The Lima office of Colliers International, which seems to be the most active global broker in Latin America (based on seeing their signs), was generous in providing comps. However, I found that price per square foot of FAR was not working as a unit of comparison; it was seriously undervaluing many sites with allowable building heights of 7 stories, which are selling for more than $3000 per square meter.
Because of the number of available comps, I performed a regression analysis on the data in order to isolate possible adjustments to comparable sales for both building height and for site area. Because of low sample sizes in commercial real estate markets, such regressions cannot meet the high standards of the scientific community, yet they are better than pulling adjustments out of thin air, the last resort of many appraisers. The regression suggested an adjustment of $170 per square meter of site area for extra floor allowed to be built. The adjustment for site area was more understated, a premium of $60 per square meter for every extra 1000 square meters of site area.
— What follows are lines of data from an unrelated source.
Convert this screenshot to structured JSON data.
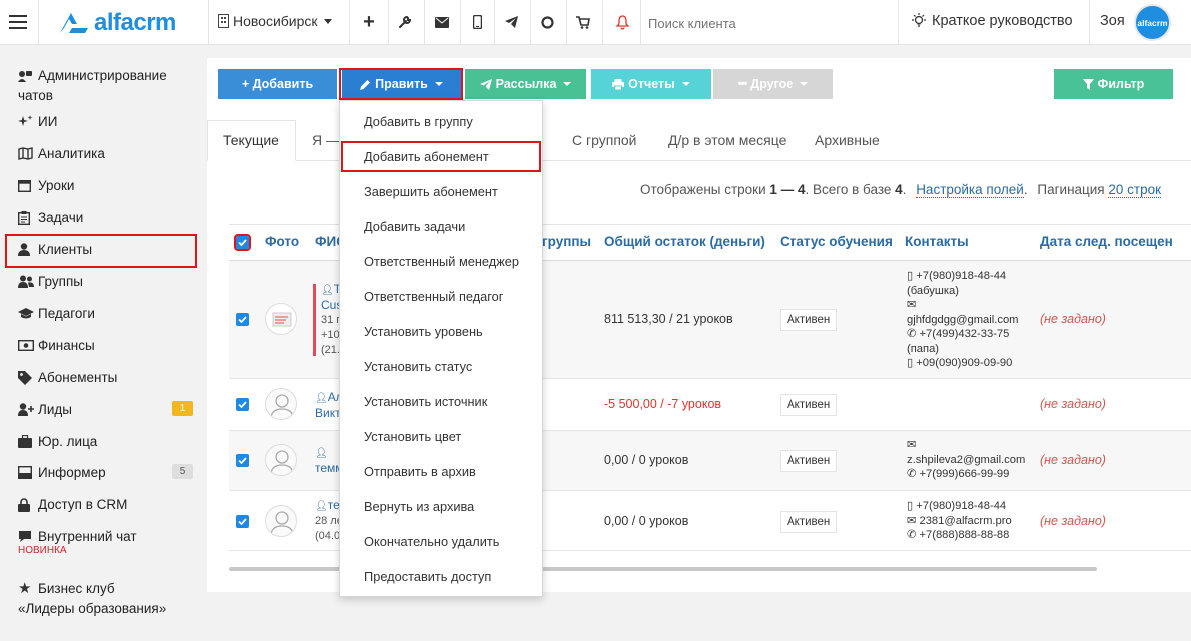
{
  "topbar": {
    "logo_text": "alfacrm",
    "branch": "Новосибирск",
    "search_placeholder": "Поиск клиента",
    "guide": "Краткое руководство",
    "user": "Зоя",
    "avatar_text": "alfacrm"
  },
  "sidebar": {
    "items": [
      {
        "label": "Администрирование",
        "label2": "чатов",
        "icon": "chat-admin-icon"
      },
      {
        "label": "ИИ",
        "icon": "sparkle-icon"
      },
      {
        "label": "Аналитика",
        "icon": "map-icon"
      },
      {
        "label": "Уроки",
        "icon": "calendar-icon"
      },
      {
        "label": "Задачи",
        "icon": "clipboard-icon"
      },
      {
        "label": "Клиенты",
        "icon": "user-icon"
      },
      {
        "label": "Группы",
        "icon": "users-icon"
      },
      {
        "label": "Педагоги",
        "icon": "graduation-cap-icon"
      },
      {
        "label": "Финансы",
        "icon": "money-icon"
      },
      {
        "label": "Абонементы",
        "icon": "tag-icon"
      },
      {
        "label": "Лиды",
        "icon": "user-plus-icon",
        "badge": "1"
      },
      {
        "label": "Юр. лица",
        "icon": "briefcase-icon"
      },
      {
        "label": "Информер",
        "icon": "inbox-icon",
        "badge": "5"
      },
      {
        "label": "Доступ в CRM",
        "icon": "lock-icon"
      },
      {
        "label": "Внутренний чат",
        "icon": "chat-icon",
        "sublabel": "НОВИНКА"
      },
      {
        "label": "Бизнес клуб",
        "label2": "«Лидеры образования»",
        "icon": "star-icon"
      }
    ]
  },
  "toolbar": {
    "add": "+ Добавить",
    "edit": "Править",
    "mailing": "Рассылка",
    "reports": "Отчеты",
    "other": "Другое",
    "filter": "Фильтр"
  },
  "tabs": [
    "Текущие",
    "Я —",
    "С группой",
    "Д/р в этом месяце",
    "Архивные"
  ],
  "info": {
    "shown_prefix": "Отображены строки",
    "shown_from": "1",
    "shown_dash": "—",
    "shown_to": "4",
    "total_label": ". Всего в базе",
    "total": "4",
    "settings": "Настройка полей",
    "pagination_label": "Пагинация",
    "pagination_value": "20 строк"
  },
  "table": {
    "headers": [
      "Фото",
      "ФИС",
      "группы",
      "Общий остаток (деньги)",
      "Статус обучения",
      "Контакты",
      "Дата след. посещен"
    ],
    "rows": [
      {
        "name": "Т",
        "name2": "Cus",
        "meta1": "31 г",
        "meta2": "+10",
        "meta3": "(21.",
        "balance": "811 513,30 / 21 уроков",
        "status": "Активен",
        "contacts": [
          "+7(980)918-48-44",
          "(бабушка)",
          "gjhfdgdgg@gmail.com",
          "+7(499)432-33-75",
          "(папа)",
          "+09(090)909-09-90"
        ],
        "next": "(не задано)"
      },
      {
        "name": "Ал",
        "name2": "Викт",
        "balance": "-5 500,00 / -7 уроков",
        "status": "Активен",
        "contacts": [],
        "next": "(не задано)"
      },
      {
        "name": "",
        "name2": "темм",
        "balance": "0,00 / 0 уроков",
        "status": "Активен",
        "contacts": [
          "z.shpileva2@gmail.com",
          "+7(999)666-99-99"
        ],
        "next": "(не задано)"
      },
      {
        "name": "те",
        "meta1": "28 ле",
        "meta2": "(04.0",
        "balance": "0,00 / 0 уроков",
        "status": "Активен",
        "contacts": [
          "+7(980)918-48-44",
          "2381@alfacrm.pro",
          "+7(888)888-88-88"
        ],
        "next": "(не задано)"
      }
    ]
  },
  "dropdown": [
    "Добавить в группу",
    "Добавить абонемент",
    "Завершить абонемент",
    "Добавить задачи",
    "Ответственный менеджер",
    "Ответственный педагог",
    "Установить уровень",
    "Установить статус",
    "Установить источник",
    "Установить цвет",
    "Отправить в архив",
    "Вернуть из архива",
    "Окончательно удалить",
    "Предоставить доступ"
  ],
  "colors": {
    "accent": "#3a8ed8",
    "edit": "#2a7fd2",
    "mailing": "#4ac095",
    "reports": "#56d3d6",
    "other": "#d6d6d6",
    "filter": "#49c298",
    "highlight": "#e0151a",
    "badge_orange": "#f2b61e"
  }
}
This assignment reminded me of a similar assignment in San Jose, Costa Rica last summer. The shortage of land within the central cities of prospering Latin American cities is resulting in a profound amount of redevelopment, and it must be an exciting time to be a real estate developer in many Latin American cities.